— EXERCISE GOAL —
Every record shown here needs to be repeated exactly.

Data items
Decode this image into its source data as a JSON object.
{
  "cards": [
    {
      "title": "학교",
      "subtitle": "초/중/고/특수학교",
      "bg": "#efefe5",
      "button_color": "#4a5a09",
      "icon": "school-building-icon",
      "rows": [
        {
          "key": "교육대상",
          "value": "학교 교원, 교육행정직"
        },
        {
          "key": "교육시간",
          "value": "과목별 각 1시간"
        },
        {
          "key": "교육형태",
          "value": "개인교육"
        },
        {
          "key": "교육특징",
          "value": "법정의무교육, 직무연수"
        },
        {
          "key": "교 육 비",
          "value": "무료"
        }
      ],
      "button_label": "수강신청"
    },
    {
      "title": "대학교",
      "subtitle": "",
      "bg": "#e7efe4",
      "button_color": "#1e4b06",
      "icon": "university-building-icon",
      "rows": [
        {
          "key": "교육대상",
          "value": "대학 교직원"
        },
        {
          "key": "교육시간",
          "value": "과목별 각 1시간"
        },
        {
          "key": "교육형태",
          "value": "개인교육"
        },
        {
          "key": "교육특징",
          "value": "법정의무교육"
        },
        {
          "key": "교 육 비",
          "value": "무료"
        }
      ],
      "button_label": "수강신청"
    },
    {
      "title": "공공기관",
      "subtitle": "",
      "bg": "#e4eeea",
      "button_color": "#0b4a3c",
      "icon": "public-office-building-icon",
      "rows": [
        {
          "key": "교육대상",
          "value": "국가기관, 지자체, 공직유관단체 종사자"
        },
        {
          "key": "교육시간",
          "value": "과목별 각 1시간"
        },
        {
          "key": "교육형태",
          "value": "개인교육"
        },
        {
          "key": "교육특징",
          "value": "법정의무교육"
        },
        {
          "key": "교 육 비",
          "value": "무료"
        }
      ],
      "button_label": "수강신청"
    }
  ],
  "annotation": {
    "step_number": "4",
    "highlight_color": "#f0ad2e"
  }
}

— TASK OUTPUT —
Decode this image into its source data as a JSON object.
{
  "cards": [
    {
      "title": "학교",
      "subtitle": "초/중/고/특수학교",
      "bg": "#efefe5",
      "button_color": "#4a5a09",
      "icon": "school-building-icon",
      "rows": [
        {
          "key": "교육대상",
          "value": "학교 교원, 교육행정직"
        },
        {
          "key": "교육시간",
          "value": "과목별 각 1시간"
        },
        {
          "key": "교육형태",
          "value": "개인교육"
        },
        {
          "key": "교육특징",
          "value": "법정의무교육, 직무연수"
        },
        {
          "key": "교 육 비",
          "value": "무료"
        }
      ],
      "button_label": "수강신청"
    },
    {
      "title": "대학교",
      "subtitle": "",
      "bg": "#e7efe4",
      "button_color": "#1e4b06",
      "icon": "university-building-icon",
      "rows": [
        {
          "key": "교육대상",
          "value": "대학 교직원"
        },
        {
          "key": "교육시간",
          "value": "과목별 각 1시간"
        },
        {
          "key": "교육형태",
          "value": "개인교육"
        },
        {
          "key": "교육특징",
          "value": "법정의무교육"
        },
        {
          "key": "교 육 비",
          "value": "무료"
        }
      ],
      "button_label": "수강신청"
    },
    {
      "title": "공공기관",
      "subtitle": "",
      "bg": "#e4eeea",
      "button_color": "#0b4a3c",
      "icon": "public-office-building-icon",
      "rows": [
        {
          "key": "교육대상",
          "value": "국가기관, 지자체, 공직유관단체 종사자"
        },
        {
          "key": "교육시간",
          "value": "과목별 각 1시간"
        },
        {
          "key": "교육형태",
          "value": "개인교육"
        },
        {
          "key": "교육특징",
          "value": "법정의무교육"
        },
        {
          "key": "교 육 비",
          "value": "무료"
        }
      ],
      "button_label": "수강신청"
    }
  ],
  "annotation": {
    "step_number": "4",
    "highlight_color": "#f0ad2e"
  }
}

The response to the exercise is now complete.